I can’t believe how excited I am and at the same time apprehensive about entering Second Life for the first time. It definitely is something different from just chat. My first impression was one of chaos. It was just so hard to get the groups formed and everyone organized. Minor tasks were made difficult. It was like deep water scuba diving. Or what it must be like for astronauts in space. By the end I thought it was pretty cool. Exhausting, but cool.

Next on my odyssey of presenting myself unmediated into the world was podcasting. Again, I discovered that I really enjoyed it. First we wrote a script and recorded it 4 or 5 times with different inflections and emphasis. That part was fun, but the editing was not as much fun. It took hours to make a 4 minute podcast. I guess if I weren’t such a perfectionist it would not have taken so long, but who wants their name associated with some piece of crap?

I learned this same lesson with the video we made for the final project. Distilling several hours of interviews into a seven minute video took days. There seems to be a theme here. Things that look simple take a long time to produce. It’s exponential. It gives me whole new appreciation for the editing work performed by professionals.

I’ve learned a great deal from this class. I learned how to use all of the tools I had been hearing so much about. Things like wikis, podcasts, videoblogs, html coding, and Wordpress blogs are no longer mystical terms. I don’t want to underestimate the value of this. Fear is a great barrier to using the Internet. I think it was in the first or second class that you said “fear is a mind killer.” So true. The demystification process is part of overcoming that fear.

More importantly, however, my CyberOne odyssey threw me into the river that is the participatory culture of the Internet. This forced me to face my fear of putting myself out to the world in a medium I couldn’t control. It was liberating.

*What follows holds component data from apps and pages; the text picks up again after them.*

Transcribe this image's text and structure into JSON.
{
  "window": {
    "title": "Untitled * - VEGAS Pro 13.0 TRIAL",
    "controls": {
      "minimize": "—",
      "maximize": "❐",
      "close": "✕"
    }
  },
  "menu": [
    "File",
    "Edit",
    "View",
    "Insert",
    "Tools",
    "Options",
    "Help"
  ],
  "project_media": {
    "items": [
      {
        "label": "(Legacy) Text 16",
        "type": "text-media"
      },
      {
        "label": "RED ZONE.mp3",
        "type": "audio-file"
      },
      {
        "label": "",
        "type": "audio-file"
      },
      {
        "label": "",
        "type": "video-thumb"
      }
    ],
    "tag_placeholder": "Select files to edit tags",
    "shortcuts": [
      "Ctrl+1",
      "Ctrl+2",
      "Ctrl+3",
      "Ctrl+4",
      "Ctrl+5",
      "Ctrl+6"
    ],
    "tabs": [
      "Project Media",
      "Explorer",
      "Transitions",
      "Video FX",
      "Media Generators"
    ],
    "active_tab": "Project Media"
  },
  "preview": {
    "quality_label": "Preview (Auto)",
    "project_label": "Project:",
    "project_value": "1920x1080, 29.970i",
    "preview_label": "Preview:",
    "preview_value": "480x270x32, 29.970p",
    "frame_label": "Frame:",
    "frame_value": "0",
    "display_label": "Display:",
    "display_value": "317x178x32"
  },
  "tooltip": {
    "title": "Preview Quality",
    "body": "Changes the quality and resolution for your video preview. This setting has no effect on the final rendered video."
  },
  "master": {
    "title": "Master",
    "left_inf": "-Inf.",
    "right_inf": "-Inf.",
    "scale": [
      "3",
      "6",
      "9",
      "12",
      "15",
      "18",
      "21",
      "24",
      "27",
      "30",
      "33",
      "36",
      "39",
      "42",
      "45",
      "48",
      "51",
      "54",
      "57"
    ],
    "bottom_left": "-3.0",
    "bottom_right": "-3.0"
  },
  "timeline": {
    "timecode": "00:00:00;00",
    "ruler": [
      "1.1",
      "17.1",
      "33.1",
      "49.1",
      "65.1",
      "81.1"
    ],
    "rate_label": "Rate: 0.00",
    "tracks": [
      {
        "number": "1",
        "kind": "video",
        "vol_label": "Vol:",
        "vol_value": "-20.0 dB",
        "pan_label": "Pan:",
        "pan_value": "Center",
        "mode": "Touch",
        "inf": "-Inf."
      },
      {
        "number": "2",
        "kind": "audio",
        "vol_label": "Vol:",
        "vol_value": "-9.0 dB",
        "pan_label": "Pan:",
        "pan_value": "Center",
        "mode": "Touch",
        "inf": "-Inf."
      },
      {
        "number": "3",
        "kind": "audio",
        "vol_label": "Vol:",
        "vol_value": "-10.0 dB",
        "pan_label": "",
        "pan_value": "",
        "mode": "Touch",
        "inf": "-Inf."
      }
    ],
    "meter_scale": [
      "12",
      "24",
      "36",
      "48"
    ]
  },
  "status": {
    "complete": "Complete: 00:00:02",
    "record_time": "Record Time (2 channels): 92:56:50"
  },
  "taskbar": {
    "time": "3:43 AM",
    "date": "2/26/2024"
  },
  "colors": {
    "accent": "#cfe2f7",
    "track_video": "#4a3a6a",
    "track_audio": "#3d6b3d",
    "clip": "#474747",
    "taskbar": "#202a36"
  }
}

The class also played an important role in turning a newspaper lawyer into an advocate for open systems, especially in the context of citizen journalism. I am very grateful to both of you for guiding me on this odyssey.